- **Required work**:
Give the records again, every one, exactly.

[Data records for software interfaces]
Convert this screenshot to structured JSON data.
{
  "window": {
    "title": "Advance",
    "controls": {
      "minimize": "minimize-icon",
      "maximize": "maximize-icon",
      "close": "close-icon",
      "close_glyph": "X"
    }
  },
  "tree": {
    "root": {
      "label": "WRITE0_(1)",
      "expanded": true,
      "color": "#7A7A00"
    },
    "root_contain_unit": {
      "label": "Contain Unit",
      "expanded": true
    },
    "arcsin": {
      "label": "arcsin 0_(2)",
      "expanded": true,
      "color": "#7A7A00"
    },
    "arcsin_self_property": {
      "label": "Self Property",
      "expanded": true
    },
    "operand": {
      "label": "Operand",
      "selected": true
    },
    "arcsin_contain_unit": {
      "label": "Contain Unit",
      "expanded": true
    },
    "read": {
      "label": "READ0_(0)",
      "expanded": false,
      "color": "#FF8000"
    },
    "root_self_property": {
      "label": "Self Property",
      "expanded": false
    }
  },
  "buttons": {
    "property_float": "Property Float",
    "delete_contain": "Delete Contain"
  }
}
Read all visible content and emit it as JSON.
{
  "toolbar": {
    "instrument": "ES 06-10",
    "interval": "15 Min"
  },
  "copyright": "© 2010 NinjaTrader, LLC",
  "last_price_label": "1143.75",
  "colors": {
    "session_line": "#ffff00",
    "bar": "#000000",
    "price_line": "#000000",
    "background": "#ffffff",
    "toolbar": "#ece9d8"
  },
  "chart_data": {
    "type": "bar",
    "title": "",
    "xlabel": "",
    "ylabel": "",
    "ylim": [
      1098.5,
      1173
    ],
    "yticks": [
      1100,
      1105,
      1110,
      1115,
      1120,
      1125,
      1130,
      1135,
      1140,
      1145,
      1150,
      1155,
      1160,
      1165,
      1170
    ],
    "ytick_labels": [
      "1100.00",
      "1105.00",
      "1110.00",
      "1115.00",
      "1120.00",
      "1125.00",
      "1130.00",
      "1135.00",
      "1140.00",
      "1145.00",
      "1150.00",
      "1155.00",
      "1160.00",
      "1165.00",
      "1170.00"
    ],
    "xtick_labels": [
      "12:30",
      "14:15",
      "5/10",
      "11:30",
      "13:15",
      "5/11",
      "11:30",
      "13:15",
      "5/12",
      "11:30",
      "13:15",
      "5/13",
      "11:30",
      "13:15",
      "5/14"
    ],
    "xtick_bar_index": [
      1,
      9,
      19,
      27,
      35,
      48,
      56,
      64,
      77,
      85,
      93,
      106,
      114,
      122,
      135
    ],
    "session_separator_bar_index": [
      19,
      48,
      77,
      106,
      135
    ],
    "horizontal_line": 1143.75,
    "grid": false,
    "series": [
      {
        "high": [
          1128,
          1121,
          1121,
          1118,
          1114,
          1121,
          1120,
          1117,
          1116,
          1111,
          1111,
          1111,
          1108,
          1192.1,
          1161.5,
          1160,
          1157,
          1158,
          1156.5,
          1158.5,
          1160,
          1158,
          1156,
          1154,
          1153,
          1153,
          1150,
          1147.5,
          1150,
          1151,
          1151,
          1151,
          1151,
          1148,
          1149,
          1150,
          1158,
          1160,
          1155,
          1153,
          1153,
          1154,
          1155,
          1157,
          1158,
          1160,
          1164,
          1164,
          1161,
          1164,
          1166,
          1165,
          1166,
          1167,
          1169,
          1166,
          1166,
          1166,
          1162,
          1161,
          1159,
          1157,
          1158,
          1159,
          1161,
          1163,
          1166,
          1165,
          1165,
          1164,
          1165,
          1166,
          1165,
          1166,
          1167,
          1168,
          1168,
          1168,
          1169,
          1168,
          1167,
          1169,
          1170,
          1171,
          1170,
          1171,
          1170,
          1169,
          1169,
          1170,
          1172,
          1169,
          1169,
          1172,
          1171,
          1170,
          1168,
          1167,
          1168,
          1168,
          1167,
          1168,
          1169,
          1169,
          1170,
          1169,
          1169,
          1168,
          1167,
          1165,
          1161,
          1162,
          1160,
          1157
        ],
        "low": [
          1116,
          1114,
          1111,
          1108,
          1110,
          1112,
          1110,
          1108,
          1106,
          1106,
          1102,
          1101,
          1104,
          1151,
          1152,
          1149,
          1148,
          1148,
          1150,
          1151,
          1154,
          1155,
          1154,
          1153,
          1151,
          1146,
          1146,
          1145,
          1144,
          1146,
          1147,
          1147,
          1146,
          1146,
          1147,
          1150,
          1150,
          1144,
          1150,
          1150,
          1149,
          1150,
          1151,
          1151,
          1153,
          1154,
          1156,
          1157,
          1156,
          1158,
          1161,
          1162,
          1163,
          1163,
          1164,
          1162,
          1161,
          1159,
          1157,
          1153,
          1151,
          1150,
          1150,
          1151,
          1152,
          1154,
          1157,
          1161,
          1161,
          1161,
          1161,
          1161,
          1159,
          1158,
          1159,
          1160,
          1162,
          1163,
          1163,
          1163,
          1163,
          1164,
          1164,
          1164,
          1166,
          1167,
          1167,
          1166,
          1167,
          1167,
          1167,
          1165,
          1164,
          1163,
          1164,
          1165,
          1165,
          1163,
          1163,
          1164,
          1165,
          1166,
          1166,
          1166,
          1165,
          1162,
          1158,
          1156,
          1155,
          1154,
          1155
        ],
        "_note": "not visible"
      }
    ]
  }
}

- **Answer for this exercise**:
Convert this screenshot to structured JSON data.
{
  "window": {
    "title": "Advance",
    "controls": {
      "minimize": "minimize-icon",
      "maximize": "maximize-icon",
      "close": "close-icon",
      "close_glyph": "X"
    }
  },
  "tree": {
    "root": {
      "label": "WRITE0_(1)",
      "expanded": true,
      "color": "#7A7A00"
    },
    "root_contain_unit": {
      "label": "Contain Unit",
      "expanded": true
    },
    "arcsin": {
      "label": "arcsin 0_(2)",
      "expanded": true,
      "color": "#7A7A00"
    },
    "arcsin_self_property": {
      "label": "Self Property",
      "expanded": true
    },
    "operand": {
      "label": "Operand",
      "selected": true
    },
    "arcsin_contain_unit": {
      "label": "Contain Unit",
      "expanded": true
    },
    "read": {
      "label": "READ0_(0)",
      "expanded": false,
      "color": "#FF8000"
    },
    "root_self_property": {
      "label": "Self Property",
      "expanded": false
    }
  },
  "buttons": {
    "property_float": "Property Float",
    "delete_contain": "Delete Contain"
  }
}
Read all visible content and emit it as JSON.
{
  "toolbar": {
    "instrument": "ES 06-10",
    "interval": "15 Min"
  },
  "copyright": "© 2010 NinjaTrader, LLC",
  "last_price_label": "1143.75",
  "colors": {
    "session_line": "#ffff00",
    "bar": "#000000",
    "price_line": "#000000",
    "background": "#ffffff",
    "toolbar": "#ece9d8"
  },
  "chart_data": {
    "type": "bar",
    "title": "",
    "xlabel": "",
    "ylabel": "",
    "ylim": [
      1098.5,
      1173
    ],
    "yticks": [
      1100,
      1105,
      1110,
      1115,
      1120,
      1125,
      1130,
      1135,
      1140,
      1145,
      1150,
      1155,
      1160,
      1165,
      1170
    ],
    "ytick_labels": [
      "1100.00",
      "1105.00",
      "1110.00",
      "1115.00",
      "1120.00",
      "1125.00",
      "1130.00",
      "1135.00",
      "1140.00",
      "1145.00",
      "1150.00",
      "1155.00",
      "1160.00",
      "1165.00",
      "1170.00"
    ],
    "xtick_labels": [
      "12:30",
      "14:15",
      "5/10",
      "11:30",
      "13:15",
      "5/11",
      "11:30",
      "13:15",
      "5/12",
      "11:30",
      "13:15",
      "5/13",
      "11:30",
      "13:15",
      "5/14"
    ],
    "xtick_bar_index": [
      1,
      9,
      19,
      27,
      35,
      48,
      56,
      64,
      77,
      85,
      93,
      106,
      114,
      122,
      135
    ],
    "session_separator_bar_index": [
      19,
      48,
      77,
      106,
      135
    ],
    "horizontal_line": 1143.75,
    "grid": false,
    "series": [
      {
        "high": [
          1128,
          1121,
          1121,
          1118,
          1114,
          1121,
          1120,
          1117,
          1116,
          1111,
          1111,
          1111,
          1108,
          1192.1,
          1161.5,
          1160,
          1157,
          1158,
          1156.5,
          1158.5,
          1160,
          1158,
          1156,
          1154,
          1153,
          1153,
          1150,
          1147.5,
          1150,
          1151,
          1151,
          1151,
          1151,
          1148,
          1149,
          1150,
          1158,
          1160,
          1155,
          1153,
          1153,
          1154,
          1155,
          1157,
          1158,
          1160,
          1164,
          1164,
          1161,
          1164,
          1166,
          1165,
          1166,
          1167,
          1169,
          1166,
          1166,
          1166,
          1162,
          1161,
          1159,
          1157,
          1158,
          1159,
          1161,
          1163,
          1166,
          1165,
          1165,
          1164,
          1165,
          1166,
          1165,
          1166,
          1167,
          1168,
          1168,
          1168,
          1169,
          1168,
          1167,
          1169,
          1170,
          1171,
          1170,
          1171,
          1170,
          1169,
          1169,
          1170,
          1172,
          1169,
          1169,
          1172,
          1171,
          1170,
          1168,
          1167,
          1168,
          1168,
          1167,
          1168,
          1169,
          1169,
          1170,
          1169,
          1169,
          1168,
          1167,
          1165,
          1161,
          1162,
          1160,
          1157
        ],
        "low": [
          1116,
          1114,
          1111,
          1108,
          1110,
          1112,
          1110,
          1108,
          1106,
          1106,
          1102,
          1101,
          1104,
          1151,
          1152,
          1149,
          1148,
          1148,
          1150,
          1151,
          1154,
          1155,
          1154,
          1153,
          1151,
          1146,
          1146,
          1145,
          1144,
          1146,
          1147,
          1147,
          1146,
          1146,
          1147,
          1150,
          1150,
          1144,
          1150,
          1150,
          1149,
          1150,
          1151,
          1151,
          1153,
          1154,
          1156,
          1157,
          1156,
          1158,
          1161,
          1162,
          1163,
          1163,
          1164,
          1162,
          1161,
          1159,
          1157,
          1153,
          1151,
          1150,
          1150,
          1151,
          1152,
          1154,
          1157,
          1161,
          1161,
          1161,
          1161,
          1161,
          1159,
          1158,
          1159,
          1160,
          1162,
          1163,
          1163,
          1163,
          1163,
          1164,
          1164,
          1164,
          1166,
          1167,
          1167,
          1166,
          1167,
          1167,
          1167,
          1165,
          1164,
          1163,
          1164,
          1165,
          1165,
          1163,
          1163,
          1164,
          1165,
          1166,
          1166,
          1166,
          1165,
          1162,
          1158,
          1156,
          1155,
          1154,
          1155
        ],
        "_note": "not visible"
      }
    ]
  }
}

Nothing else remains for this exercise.